Commitment is a long and rocky road, it’s not an easy path to reach what we want, and Chelsea are terrified of doing the work to reach a healthy place.
Ruben Loftus-Cheek of Chelsea celebratesGetty Images
It is far easier to run from the problems and indulge in your vices all over again.
Yes, Sarri pushed his previous team into title contention with a juggernaut powerhouse in his first season but that does not mean he should do the same thing with Chelsea.
That Napoli side was coming into its prime, compared to a Chelsea team leaving theirs, and despite the competitiveness of Italy’s top flight it cannot hold a candle to the Premier League’s top six.
Sarri is facing a Manchester City that will go down in history (and could achieve in Europe what Juventus were unable to) as well as the greatest Liverpool team in over ten years. Throw in one of the best sides Spurs have put together in their history, a resurgent Arsenal and a talented, albeit extremely volatile, Manchester United and you have a top four race for the ages.
Chelsea have suffered a blip on the journey but it has to be put into perspective what he is working with. He has two new, admittedly expensive, signings still adjusting to life in the Premier League, and one of his best players changing his entire role. Then you have strikers who can’t score goals, a back four who seemingly have forgotten the basics of defending, and a want-away superstar.
Jose Mourinho and Antonio Conte managed to paper over some serious cracks during their spells in West London and Sarri is having to deal with the fall-out of that. How many of this Chelsea team are genuinely world-class? Hazard and N’Golo Kante for sure. Cesar Azpilicueta?

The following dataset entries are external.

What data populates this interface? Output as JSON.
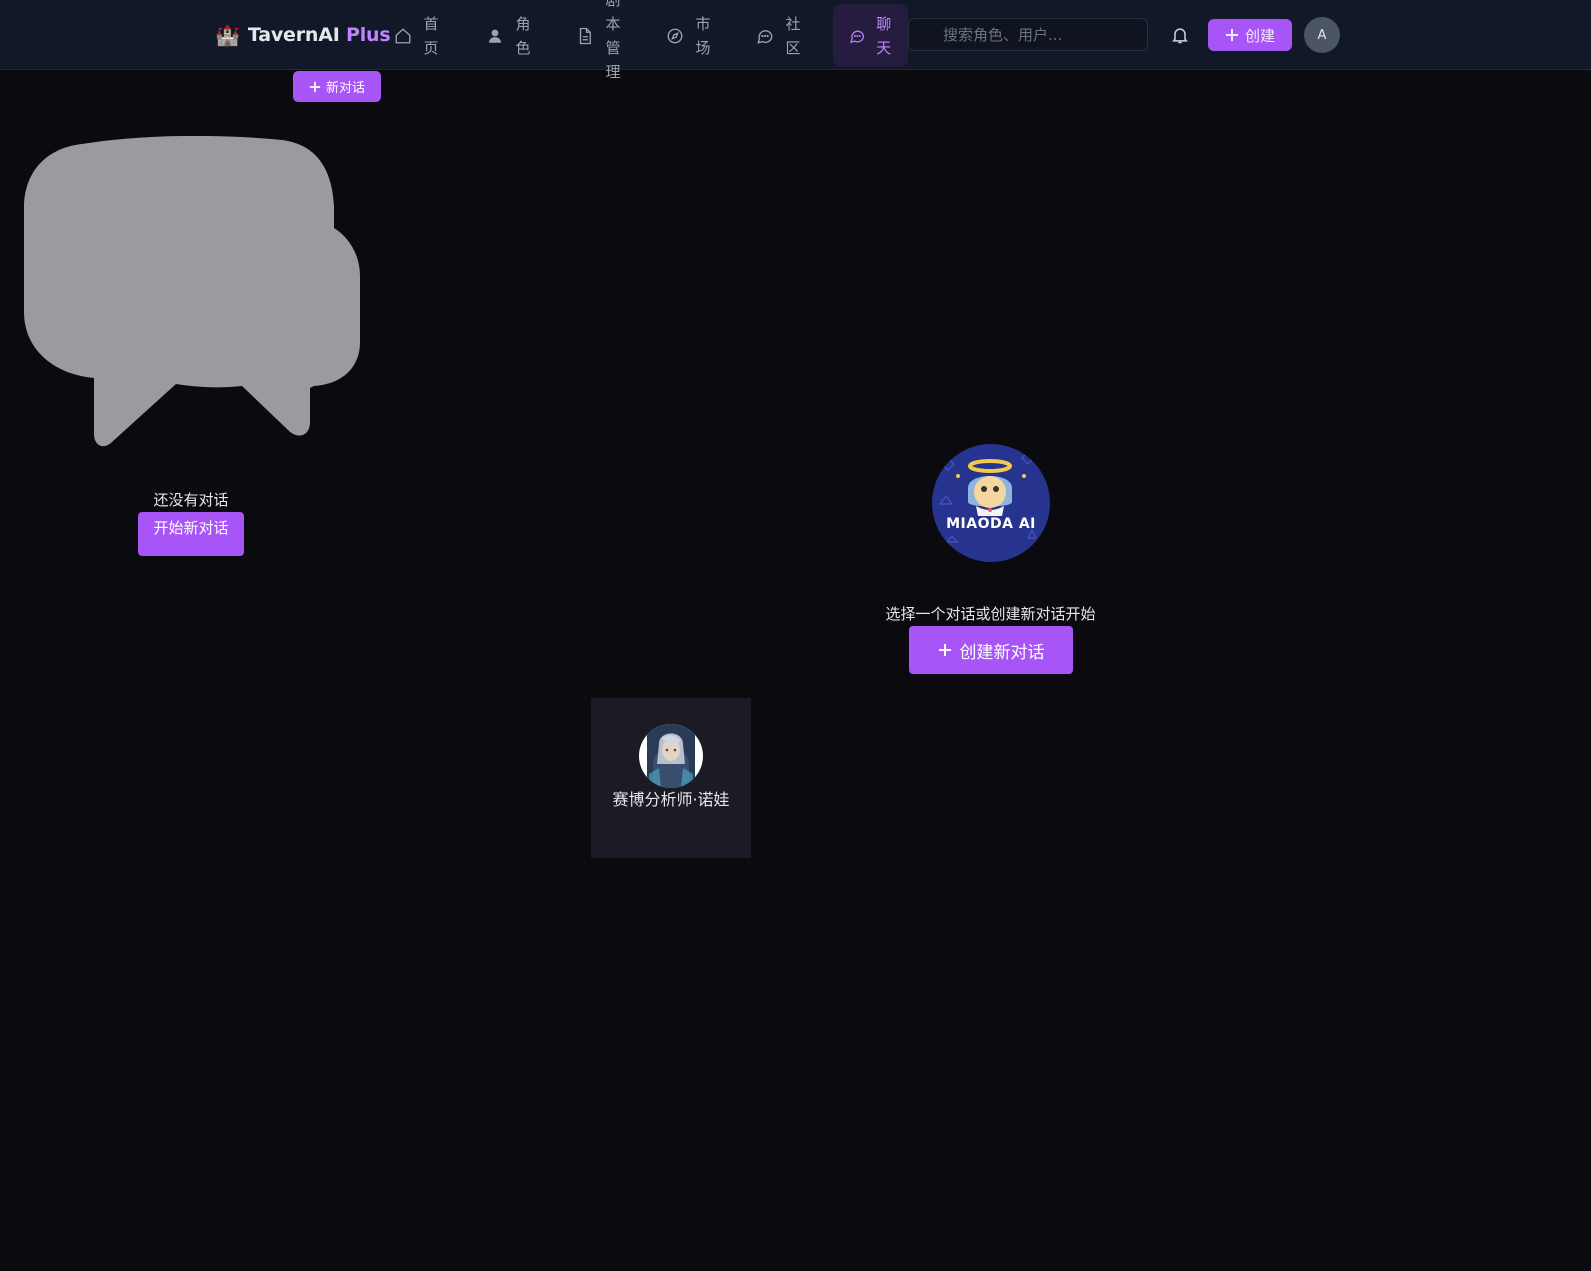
{
  "header": {
    "brand_logo": "🏰",
    "brand_name_part1": "TavernAI",
    "brand_name_part2": " Plus",
    "nav": [
      {
        "label": "首页",
        "icon": "home-icon",
        "active": false
      },
      {
        "label": "角色",
        "icon": "user-icon",
        "active": false
      },
      {
        "label": "剧本管理",
        "icon": "document-icon",
        "active": false
      },
      {
        "label": "市场",
        "icon": "compass-icon",
        "active": false
      },
      {
        "label": "社区",
        "icon": "message-circle-icon",
        "active": false
      },
      {
        "label": "聊天",
        "icon": "chat-icon",
        "active": true
      }
    ],
    "search_placeholder": "搜索角色、用户...",
    "create_label": "创建",
    "avatar_initial": "A"
  },
  "sidebar": {
    "new_chat_label": "新对话",
    "empty_text": "还没有对话",
    "start_new_label": "开始新对话"
  },
  "main": {
    "brand_badge": "MIAODA AI",
    "select_text": "选择一个对话或创建新对话开始",
    "create_new_label": "创建新对话"
  },
  "character_card": {
    "name": "赛博分析师·诺娃"
  },
  "colors": {
    "accent": "#a855f7",
    "active_nav_text": "#c084fc",
    "background": "#0a0a0f",
    "topbar": "#111827"
  }
}
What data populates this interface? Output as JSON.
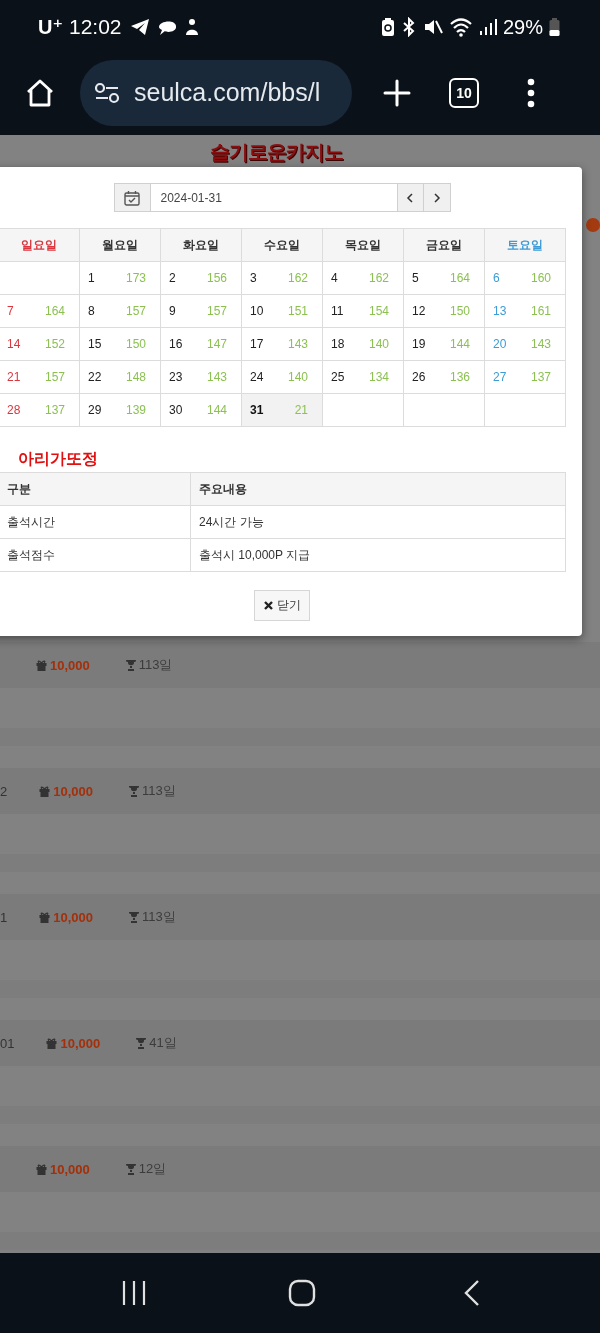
{
  "status_bar": {
    "carrier": "U⁺",
    "time": "12:02",
    "battery": "29%"
  },
  "browser": {
    "url": "seulca.com/bbs/l",
    "tab_count": "10"
  },
  "page": {
    "logo": "슬기로운카지노",
    "rows": [
      {
        "points": "10,000",
        "days": "113일"
      },
      {
        "column_1": "2",
        "points": "10,000",
        "days": "113일"
      },
      {
        "column_1": "1",
        "points": "10,000",
        "days": "113일"
      },
      {
        "column_1": "01",
        "points": "10,000",
        "days": "41일"
      },
      {
        "points": "10,000",
        "days": "12일"
      }
    ]
  },
  "modal": {
    "date": "2024-01-31",
    "calendar": {
      "weekdays": [
        {
          "label": "일요일",
          "kind": "sunday"
        },
        {
          "label": "월요일",
          "kind": "weekday"
        },
        {
          "label": "화요일",
          "kind": "weekday"
        },
        {
          "label": "수요일",
          "kind": "weekday"
        },
        {
          "label": "목요일",
          "kind": "weekday"
        },
        {
          "label": "금요일",
          "kind": "weekday"
        },
        {
          "label": "토요일",
          "kind": "saturday"
        }
      ],
      "weeks": [
        [
          {
            "kind": "blank"
          },
          {
            "kind": "day",
            "day": "1",
            "count": "173",
            "selected": false
          },
          {
            "kind": "day",
            "day": "2",
            "count": "156",
            "selected": false
          },
          {
            "kind": "day",
            "day": "3",
            "count": "162",
            "selected": false
          },
          {
            "kind": "day",
            "day": "4",
            "count": "162",
            "selected": false
          },
          {
            "kind": "day",
            "day": "5",
            "count": "164",
            "selected": false
          },
          {
            "kind": "day",
            "day": "6",
            "count": "160",
            "selected": false
          }
        ],
        [
          {
            "kind": "day",
            "day": "7",
            "count": "164",
            "selected": false
          },
          {
            "kind": "day",
            "day": "8",
            "count": "157",
            "selected": false
          },
          {
            "kind": "day",
            "day": "9",
            "count": "157",
            "selected": false
          },
          {
            "kind": "day",
            "day": "10",
            "count": "151",
            "selected": false
          },
          {
            "kind": "day",
            "day": "11",
            "count": "154",
            "selected": false
          },
          {
            "kind": "day",
            "day": "12",
            "count": "150",
            "selected": false
          },
          {
            "kind": "day",
            "day": "13",
            "count": "161",
            "selected": false
          }
        ],
        [
          {
            "kind": "day",
            "day": "14",
            "count": "152",
            "selected": false
          },
          {
            "kind": "day",
            "day": "15",
            "count": "150",
            "selected": false
          },
          {
            "kind": "day",
            "day": "16",
            "count": "147",
            "selected": false
          },
          {
            "kind": "day",
            "day": "17",
            "count": "143",
            "selected": false
          },
          {
            "kind": "day",
            "day": "18",
            "count": "140",
            "selected": false
          },
          {
            "kind": "day",
            "day": "19",
            "count": "144",
            "selected": false
          },
          {
            "kind": "day",
            "day": "20",
            "count": "143",
            "selected": false
          }
        ],
        [
          {
            "kind": "day",
            "day": "21",
            "count": "157",
            "selected": false
          },
          {
            "kind": "day",
            "day": "22",
            "count": "148",
            "selected": false
          },
          {
            "kind": "day",
            "day": "23",
            "count": "143",
            "selected": false
          },
          {
            "kind": "day",
            "day": "24",
            "count": "140",
            "selected": false
          },
          {
            "kind": "day",
            "day": "25",
            "count": "134",
            "selected": false
          },
          {
            "kind": "day",
            "day": "26",
            "count": "136",
            "selected": false
          },
          {
            "kind": "day",
            "day": "27",
            "count": "137",
            "selected": false
          }
        ],
        [
          {
            "kind": "day",
            "day": "28",
            "count": "137",
            "selected": false
          },
          {
            "kind": "day",
            "day": "29",
            "count": "139",
            "selected": false
          },
          {
            "kind": "day",
            "day": "30",
            "count": "144",
            "selected": false
          },
          {
            "kind": "day",
            "day": "31",
            "count": "21",
            "selected": true
          },
          {
            "kind": "blank"
          },
          {
            "kind": "blank"
          },
          {
            "kind": "blank"
          }
        ]
      ]
    },
    "info": {
      "title": "아리가또정",
      "columns": [
        "구분",
        "주요내용"
      ],
      "rows": [
        [
          "출석시간",
          "24시간 가능"
        ],
        [
          "출석점수",
          "출석시 10,000P 지급"
        ]
      ]
    },
    "close_button": "닫기"
  }
}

Perhaps but even Mr Reliable’s form has taken his dip as he plays yet another different position.
N'Golo KantéGetty Images
Sarri’s Napoli were one of the most enjoyable sides to watch in recent history and Pep Guardiola called them “probably the best” team he has faced and that is why Chelsea hired him, to get back to the days before Abramovich when, led by current assistant manager Gianfranco Zola, they played some of the silkiest football in England.
To get there will take time, it will take a lot of work and there will be ups and downs, just as in life, there are no quick-fixes in football.
There are enough positives for Chelsea to cling to in the dark moments, some of the football has been truly excellent at times, and slowly but surely it seems as if Sarri is starting to trust his younger players, even if it is not as much as fans would want.
Ruben Lofus-Cheek and Callum Hudson-Odoi show what can happen when you give the academy players minutes, as does the impressive performance of 18-year-old Morgan Gibbs-White against the Blues on Wednesday, and hopefully Sarri will keep this in mind moving forward.
Ruben Loftus-Cheek of Chelsea is congratulated on scoring the opening goal with Eden Hazard during the Premier League match between Wolverhampton Wanderers and Chelsea FC at Molineux on December 05, 2018 in Wolverhampton, United Kingdom.Getty Images
Is it going to be perfect? Probably not, but Sarri seems intent on leaving Chelsea in a far healthier place than when he arrived.
The Blues must not be afraid to let Sarri in, they have to show patience and trust his process now, not theirs.